[WHAT THE TASK REQUIRES] Go through the lines below and copy any that hold the string "Bumblebirb".

[SUPPLIED MATERIAL]
━━━━━━━━━━━━━━━━━━━━

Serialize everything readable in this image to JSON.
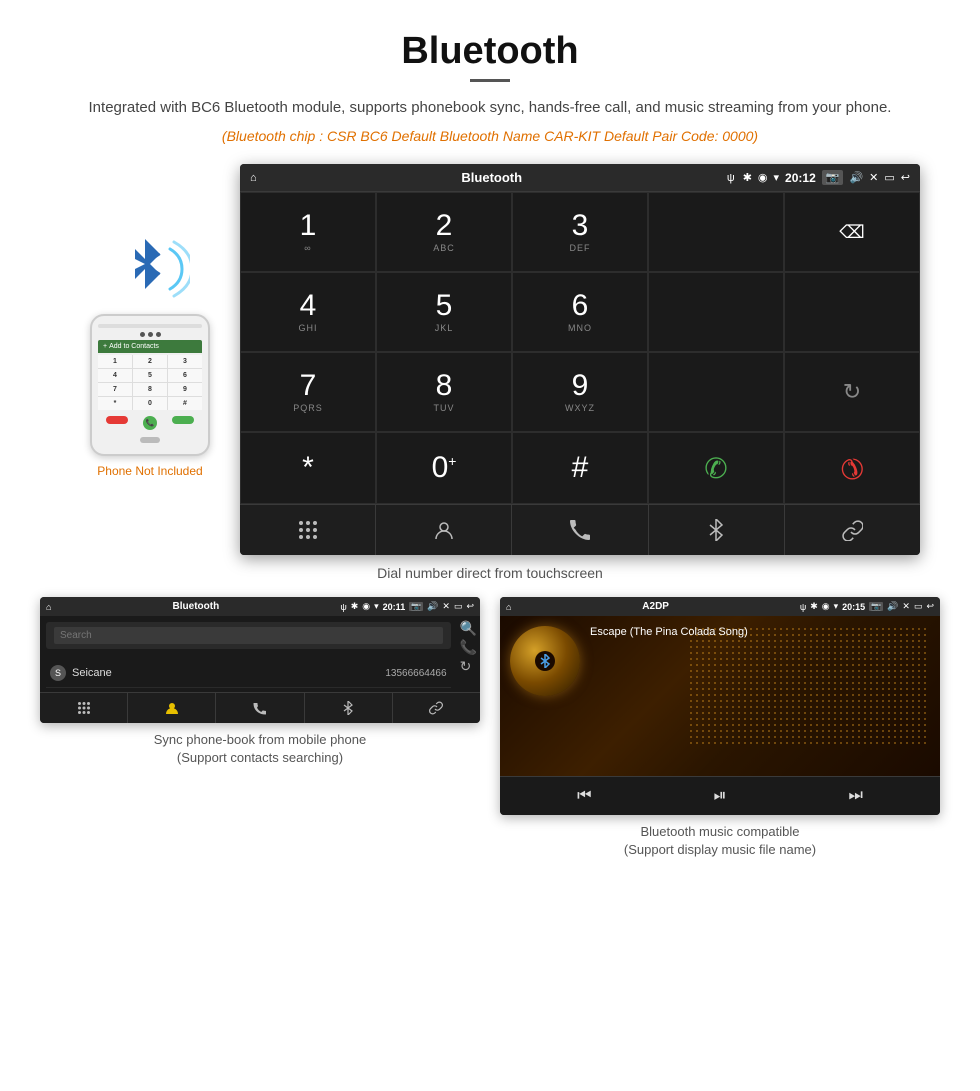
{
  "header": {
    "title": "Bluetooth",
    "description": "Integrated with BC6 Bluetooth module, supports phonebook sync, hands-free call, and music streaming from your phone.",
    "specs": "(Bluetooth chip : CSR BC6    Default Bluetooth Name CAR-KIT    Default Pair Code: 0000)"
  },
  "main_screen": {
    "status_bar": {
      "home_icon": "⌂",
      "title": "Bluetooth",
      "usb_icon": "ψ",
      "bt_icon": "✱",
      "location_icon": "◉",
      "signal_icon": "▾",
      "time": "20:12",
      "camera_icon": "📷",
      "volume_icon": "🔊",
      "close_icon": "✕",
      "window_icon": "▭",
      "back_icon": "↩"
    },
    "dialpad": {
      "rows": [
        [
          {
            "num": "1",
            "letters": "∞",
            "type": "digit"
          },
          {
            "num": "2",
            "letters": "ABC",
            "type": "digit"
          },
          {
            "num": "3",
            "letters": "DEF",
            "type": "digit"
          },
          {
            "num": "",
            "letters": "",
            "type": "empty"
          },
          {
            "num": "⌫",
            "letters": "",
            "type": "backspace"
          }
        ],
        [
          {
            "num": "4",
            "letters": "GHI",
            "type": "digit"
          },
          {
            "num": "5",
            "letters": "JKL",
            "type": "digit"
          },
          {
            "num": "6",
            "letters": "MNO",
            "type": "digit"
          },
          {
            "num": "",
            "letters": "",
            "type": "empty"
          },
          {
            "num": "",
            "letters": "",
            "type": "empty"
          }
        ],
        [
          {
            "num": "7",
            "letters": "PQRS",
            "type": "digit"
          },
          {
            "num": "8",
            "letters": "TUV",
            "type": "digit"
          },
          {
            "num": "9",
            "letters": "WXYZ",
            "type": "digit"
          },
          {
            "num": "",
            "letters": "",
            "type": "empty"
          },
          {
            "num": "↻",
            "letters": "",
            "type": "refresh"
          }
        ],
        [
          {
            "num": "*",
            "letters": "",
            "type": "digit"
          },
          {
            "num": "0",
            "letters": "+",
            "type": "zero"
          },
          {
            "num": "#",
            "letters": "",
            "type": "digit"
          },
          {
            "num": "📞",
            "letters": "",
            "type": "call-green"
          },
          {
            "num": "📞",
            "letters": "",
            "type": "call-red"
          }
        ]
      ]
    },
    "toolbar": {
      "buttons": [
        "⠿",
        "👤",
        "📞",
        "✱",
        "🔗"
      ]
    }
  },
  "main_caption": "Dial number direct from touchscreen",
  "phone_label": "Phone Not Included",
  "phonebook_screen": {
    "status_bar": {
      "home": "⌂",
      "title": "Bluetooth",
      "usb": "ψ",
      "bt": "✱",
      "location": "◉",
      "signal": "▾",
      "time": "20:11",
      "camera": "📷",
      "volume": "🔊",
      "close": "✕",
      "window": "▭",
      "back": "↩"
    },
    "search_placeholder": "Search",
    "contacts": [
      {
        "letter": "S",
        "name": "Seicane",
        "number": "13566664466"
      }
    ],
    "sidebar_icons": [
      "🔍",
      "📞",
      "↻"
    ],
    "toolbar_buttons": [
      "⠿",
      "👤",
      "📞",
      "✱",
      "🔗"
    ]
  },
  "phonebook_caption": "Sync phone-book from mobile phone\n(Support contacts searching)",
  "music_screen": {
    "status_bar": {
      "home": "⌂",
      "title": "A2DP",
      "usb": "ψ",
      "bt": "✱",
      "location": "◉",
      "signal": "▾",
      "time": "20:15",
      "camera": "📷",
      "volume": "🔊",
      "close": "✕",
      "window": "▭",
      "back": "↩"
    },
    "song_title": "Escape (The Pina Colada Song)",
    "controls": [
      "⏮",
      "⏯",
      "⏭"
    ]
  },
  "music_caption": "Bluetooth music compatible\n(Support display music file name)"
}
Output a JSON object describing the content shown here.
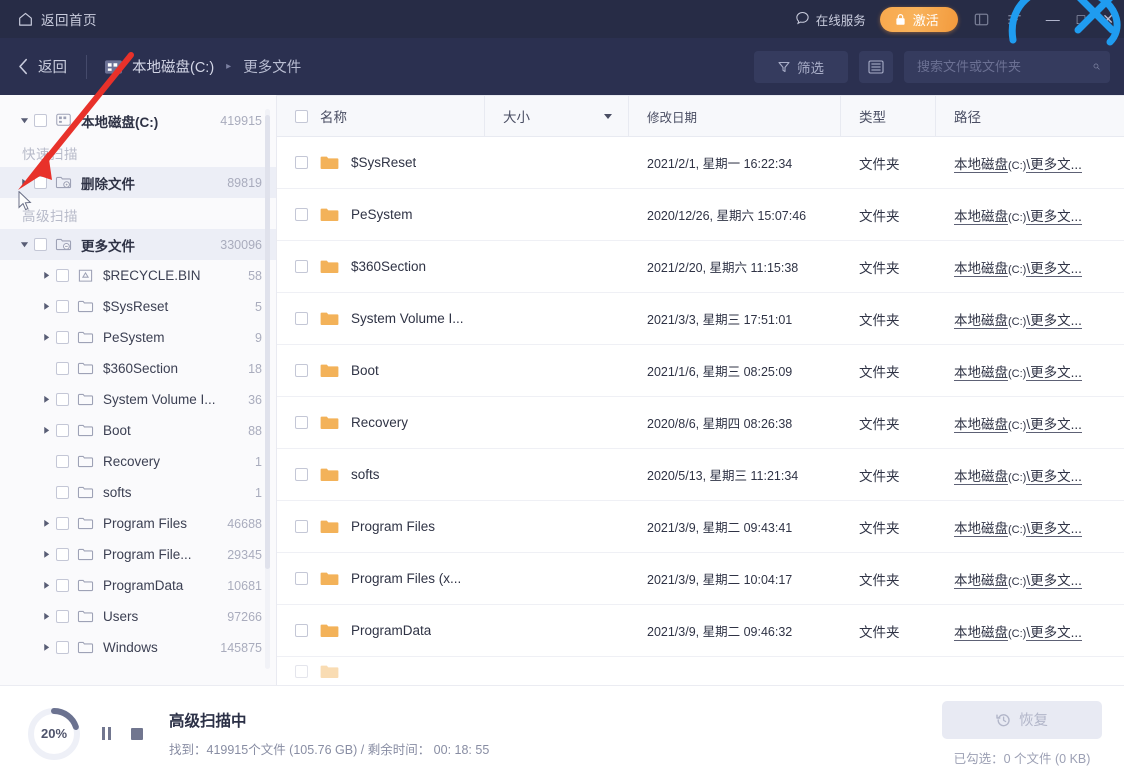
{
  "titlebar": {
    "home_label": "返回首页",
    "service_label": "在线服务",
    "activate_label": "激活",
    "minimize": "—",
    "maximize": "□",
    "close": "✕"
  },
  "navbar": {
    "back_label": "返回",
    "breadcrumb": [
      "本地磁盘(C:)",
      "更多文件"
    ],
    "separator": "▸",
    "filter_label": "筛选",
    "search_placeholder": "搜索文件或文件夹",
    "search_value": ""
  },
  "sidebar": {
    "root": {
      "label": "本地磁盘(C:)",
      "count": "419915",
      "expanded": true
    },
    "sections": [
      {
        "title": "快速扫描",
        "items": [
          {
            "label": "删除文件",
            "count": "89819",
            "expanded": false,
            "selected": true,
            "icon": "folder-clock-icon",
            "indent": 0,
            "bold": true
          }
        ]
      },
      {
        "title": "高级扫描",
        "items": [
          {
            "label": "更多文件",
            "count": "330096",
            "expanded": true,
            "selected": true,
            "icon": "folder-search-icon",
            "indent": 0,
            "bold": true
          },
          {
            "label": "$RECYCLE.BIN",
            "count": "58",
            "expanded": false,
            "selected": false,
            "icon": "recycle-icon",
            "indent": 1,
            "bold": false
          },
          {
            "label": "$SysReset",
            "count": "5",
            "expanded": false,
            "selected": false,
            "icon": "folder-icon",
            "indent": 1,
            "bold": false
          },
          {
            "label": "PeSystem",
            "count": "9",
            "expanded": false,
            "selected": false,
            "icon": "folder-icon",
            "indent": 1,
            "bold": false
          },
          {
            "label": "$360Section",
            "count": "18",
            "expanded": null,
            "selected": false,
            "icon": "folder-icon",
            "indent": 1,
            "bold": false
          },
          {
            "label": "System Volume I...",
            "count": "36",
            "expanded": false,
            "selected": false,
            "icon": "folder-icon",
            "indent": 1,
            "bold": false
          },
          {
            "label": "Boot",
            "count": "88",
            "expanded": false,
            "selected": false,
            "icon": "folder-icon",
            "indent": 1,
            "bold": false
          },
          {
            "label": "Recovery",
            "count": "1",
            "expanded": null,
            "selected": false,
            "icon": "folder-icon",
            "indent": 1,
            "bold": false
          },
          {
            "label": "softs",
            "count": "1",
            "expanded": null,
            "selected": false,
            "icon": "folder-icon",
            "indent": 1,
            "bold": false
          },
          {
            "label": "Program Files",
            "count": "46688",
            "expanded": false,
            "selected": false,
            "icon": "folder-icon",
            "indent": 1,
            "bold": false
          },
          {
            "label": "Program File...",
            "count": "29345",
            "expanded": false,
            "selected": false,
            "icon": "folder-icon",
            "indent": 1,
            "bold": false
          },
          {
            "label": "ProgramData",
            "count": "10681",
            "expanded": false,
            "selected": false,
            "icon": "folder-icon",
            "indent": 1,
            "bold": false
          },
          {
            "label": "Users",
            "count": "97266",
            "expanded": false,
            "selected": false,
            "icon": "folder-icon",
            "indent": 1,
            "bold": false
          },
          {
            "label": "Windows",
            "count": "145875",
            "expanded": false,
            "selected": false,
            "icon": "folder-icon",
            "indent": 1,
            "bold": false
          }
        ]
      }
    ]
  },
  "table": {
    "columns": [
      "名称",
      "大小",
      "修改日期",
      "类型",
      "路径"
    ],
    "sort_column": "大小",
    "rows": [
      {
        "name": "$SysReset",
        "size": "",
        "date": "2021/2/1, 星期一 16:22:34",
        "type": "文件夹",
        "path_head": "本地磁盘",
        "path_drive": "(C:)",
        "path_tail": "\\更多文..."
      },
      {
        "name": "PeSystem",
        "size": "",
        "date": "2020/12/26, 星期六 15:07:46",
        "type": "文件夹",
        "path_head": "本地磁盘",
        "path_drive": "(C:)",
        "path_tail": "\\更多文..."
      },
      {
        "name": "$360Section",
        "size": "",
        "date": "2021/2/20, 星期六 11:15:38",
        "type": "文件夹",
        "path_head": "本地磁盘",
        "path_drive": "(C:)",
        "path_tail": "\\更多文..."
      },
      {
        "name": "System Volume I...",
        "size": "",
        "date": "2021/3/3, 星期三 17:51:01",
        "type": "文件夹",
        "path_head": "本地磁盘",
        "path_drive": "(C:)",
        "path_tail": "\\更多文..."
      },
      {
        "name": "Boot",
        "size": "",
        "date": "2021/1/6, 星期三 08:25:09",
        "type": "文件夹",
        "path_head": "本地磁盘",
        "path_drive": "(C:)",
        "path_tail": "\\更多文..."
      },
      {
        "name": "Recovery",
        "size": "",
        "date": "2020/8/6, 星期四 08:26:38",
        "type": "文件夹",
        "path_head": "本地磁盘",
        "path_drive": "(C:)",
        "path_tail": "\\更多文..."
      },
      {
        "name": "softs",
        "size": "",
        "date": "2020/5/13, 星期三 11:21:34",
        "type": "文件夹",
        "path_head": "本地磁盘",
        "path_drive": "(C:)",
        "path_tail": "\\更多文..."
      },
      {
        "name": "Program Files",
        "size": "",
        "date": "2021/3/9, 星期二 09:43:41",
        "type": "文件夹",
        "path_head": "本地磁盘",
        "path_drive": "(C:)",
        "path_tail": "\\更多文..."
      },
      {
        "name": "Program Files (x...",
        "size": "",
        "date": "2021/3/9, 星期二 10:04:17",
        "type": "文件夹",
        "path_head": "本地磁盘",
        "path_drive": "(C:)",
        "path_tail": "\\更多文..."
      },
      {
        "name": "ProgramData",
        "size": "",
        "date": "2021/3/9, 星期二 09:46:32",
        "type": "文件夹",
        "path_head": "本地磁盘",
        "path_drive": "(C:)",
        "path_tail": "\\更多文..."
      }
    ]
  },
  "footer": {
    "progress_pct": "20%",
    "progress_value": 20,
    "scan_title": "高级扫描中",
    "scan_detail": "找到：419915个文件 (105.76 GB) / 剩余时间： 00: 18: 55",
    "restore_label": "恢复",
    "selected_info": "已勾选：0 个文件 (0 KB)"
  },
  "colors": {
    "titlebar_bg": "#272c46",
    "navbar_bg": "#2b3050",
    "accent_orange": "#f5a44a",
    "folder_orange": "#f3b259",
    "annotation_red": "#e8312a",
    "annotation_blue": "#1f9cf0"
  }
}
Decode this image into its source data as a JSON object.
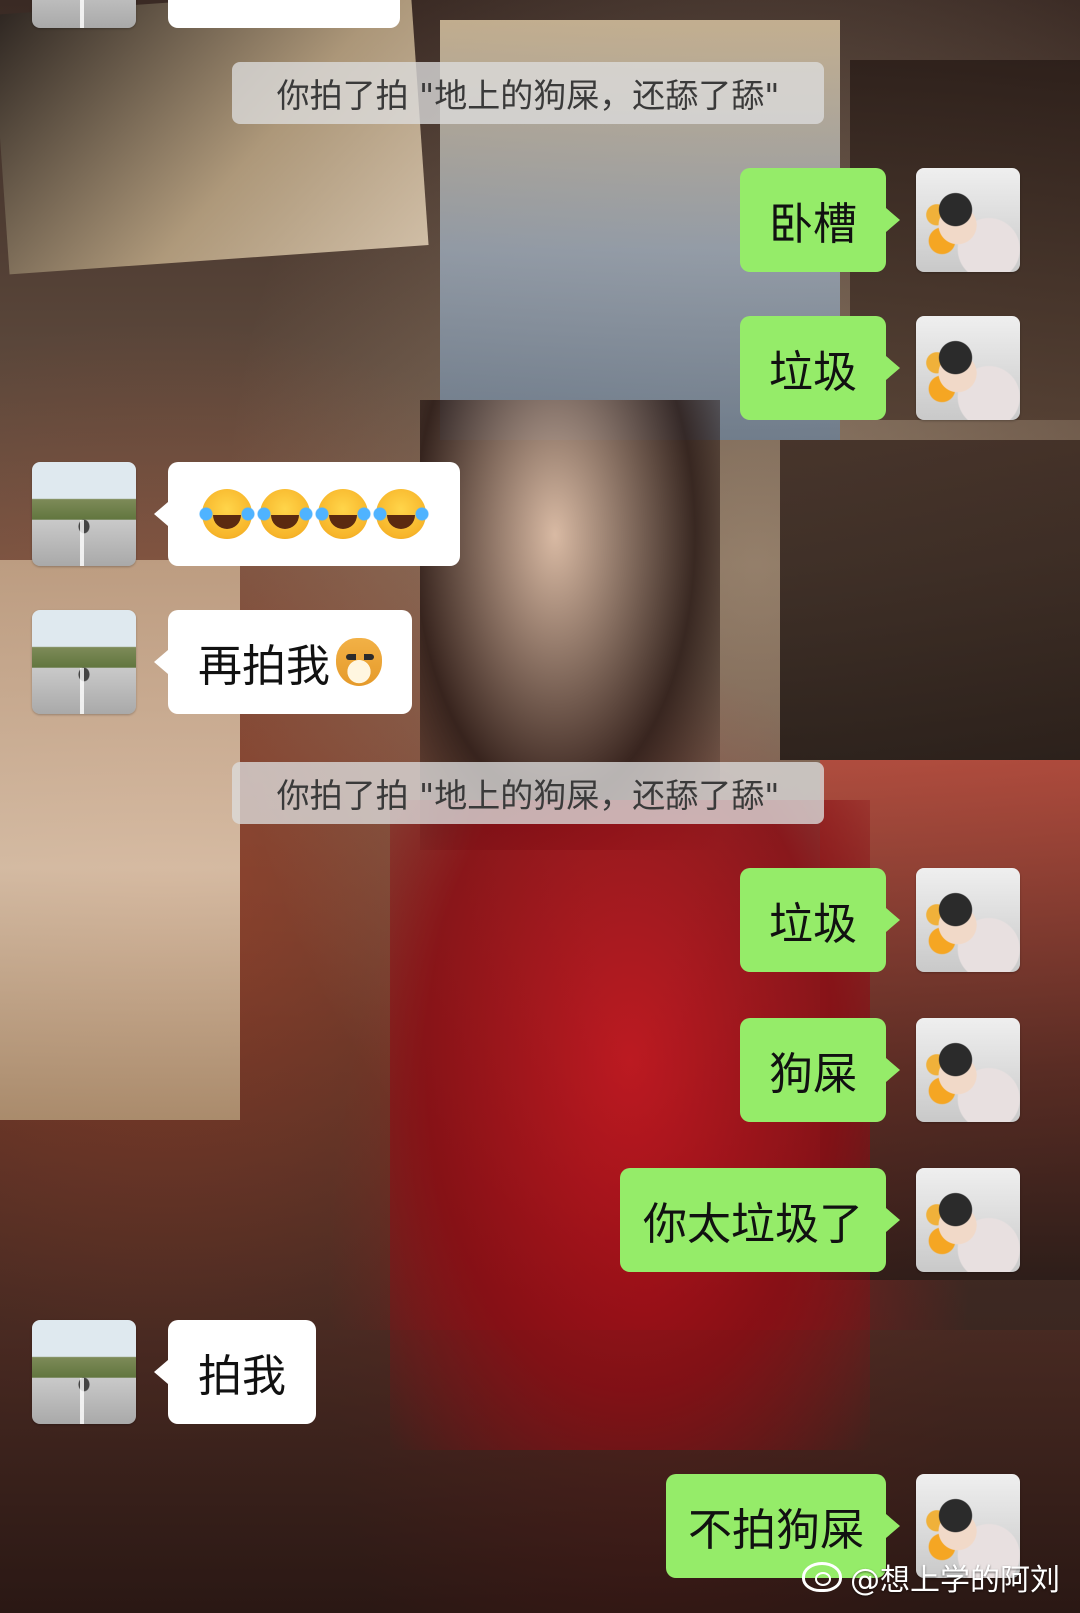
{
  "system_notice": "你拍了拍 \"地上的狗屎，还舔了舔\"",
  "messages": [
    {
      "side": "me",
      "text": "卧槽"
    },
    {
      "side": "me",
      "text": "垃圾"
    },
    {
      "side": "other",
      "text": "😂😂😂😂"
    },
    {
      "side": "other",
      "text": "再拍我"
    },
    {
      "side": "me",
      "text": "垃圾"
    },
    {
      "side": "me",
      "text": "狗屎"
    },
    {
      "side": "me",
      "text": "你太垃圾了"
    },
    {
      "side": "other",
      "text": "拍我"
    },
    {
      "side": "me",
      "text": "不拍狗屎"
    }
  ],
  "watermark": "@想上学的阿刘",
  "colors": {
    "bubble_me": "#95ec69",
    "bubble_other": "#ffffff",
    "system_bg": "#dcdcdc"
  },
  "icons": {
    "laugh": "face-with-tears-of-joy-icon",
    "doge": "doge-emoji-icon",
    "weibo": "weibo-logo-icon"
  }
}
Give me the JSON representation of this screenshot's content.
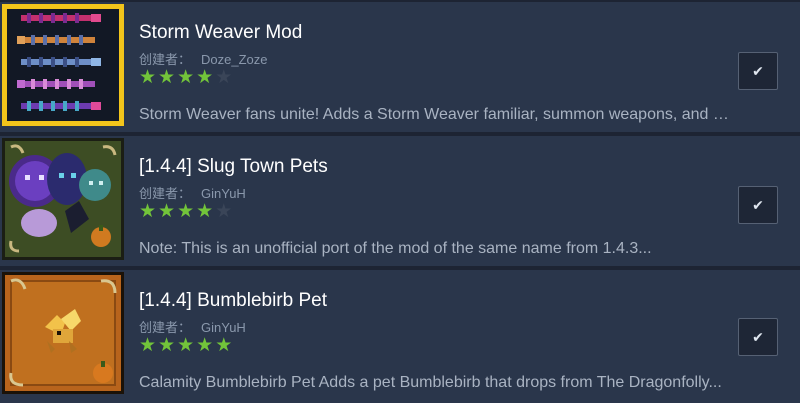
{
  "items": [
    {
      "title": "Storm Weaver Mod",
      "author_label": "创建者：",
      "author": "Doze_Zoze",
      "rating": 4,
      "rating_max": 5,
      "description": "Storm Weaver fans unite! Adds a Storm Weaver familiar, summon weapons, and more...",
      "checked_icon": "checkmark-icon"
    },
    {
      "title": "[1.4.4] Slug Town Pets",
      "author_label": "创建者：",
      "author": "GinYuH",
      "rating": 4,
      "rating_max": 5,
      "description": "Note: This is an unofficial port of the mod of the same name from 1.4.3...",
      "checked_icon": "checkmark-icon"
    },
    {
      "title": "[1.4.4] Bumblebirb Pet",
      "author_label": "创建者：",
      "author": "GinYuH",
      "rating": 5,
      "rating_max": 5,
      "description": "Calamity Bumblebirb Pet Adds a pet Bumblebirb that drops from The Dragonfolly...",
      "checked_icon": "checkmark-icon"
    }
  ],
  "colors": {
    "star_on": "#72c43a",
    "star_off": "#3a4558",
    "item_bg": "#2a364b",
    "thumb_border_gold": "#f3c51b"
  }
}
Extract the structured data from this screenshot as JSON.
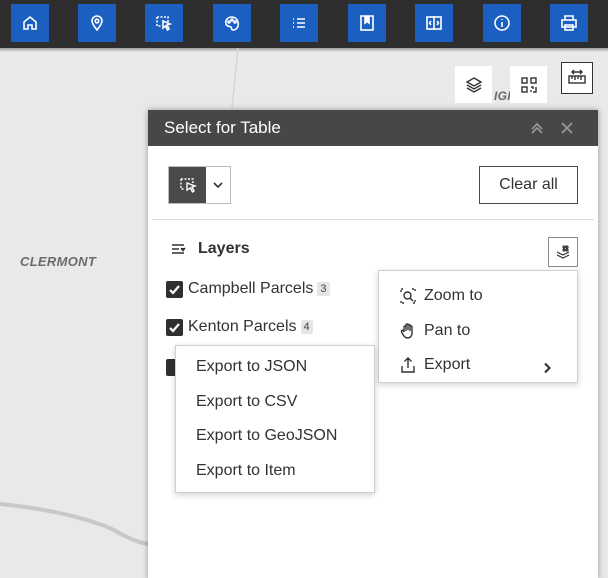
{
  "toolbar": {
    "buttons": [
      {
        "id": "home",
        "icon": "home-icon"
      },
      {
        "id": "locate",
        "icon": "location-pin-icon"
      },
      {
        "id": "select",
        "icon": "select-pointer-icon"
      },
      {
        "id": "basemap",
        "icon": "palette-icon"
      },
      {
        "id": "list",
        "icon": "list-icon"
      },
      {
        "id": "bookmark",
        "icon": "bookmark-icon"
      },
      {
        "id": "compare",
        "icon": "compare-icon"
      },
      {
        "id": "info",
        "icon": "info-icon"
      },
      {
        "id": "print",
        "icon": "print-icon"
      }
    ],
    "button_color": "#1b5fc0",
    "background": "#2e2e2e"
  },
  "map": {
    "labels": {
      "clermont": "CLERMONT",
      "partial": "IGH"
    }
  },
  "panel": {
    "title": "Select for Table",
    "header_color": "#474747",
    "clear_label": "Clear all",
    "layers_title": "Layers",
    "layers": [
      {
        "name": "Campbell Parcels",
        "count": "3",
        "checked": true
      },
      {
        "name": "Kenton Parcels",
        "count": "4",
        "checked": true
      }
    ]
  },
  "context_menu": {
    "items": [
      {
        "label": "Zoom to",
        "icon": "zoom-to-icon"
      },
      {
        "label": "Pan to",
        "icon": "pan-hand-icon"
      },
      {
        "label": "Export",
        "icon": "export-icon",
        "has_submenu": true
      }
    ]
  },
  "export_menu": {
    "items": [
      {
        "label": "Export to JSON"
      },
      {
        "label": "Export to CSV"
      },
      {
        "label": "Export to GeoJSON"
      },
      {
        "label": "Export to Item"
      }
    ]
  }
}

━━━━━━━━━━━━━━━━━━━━

[ANSWER SPACE]
      "title": "[1.4.4] Bumblebirb Pet",
      "description": "Calamity Bumblebirb Pet Adds a pet Bumblebirb that drops from The Dragonfolly...",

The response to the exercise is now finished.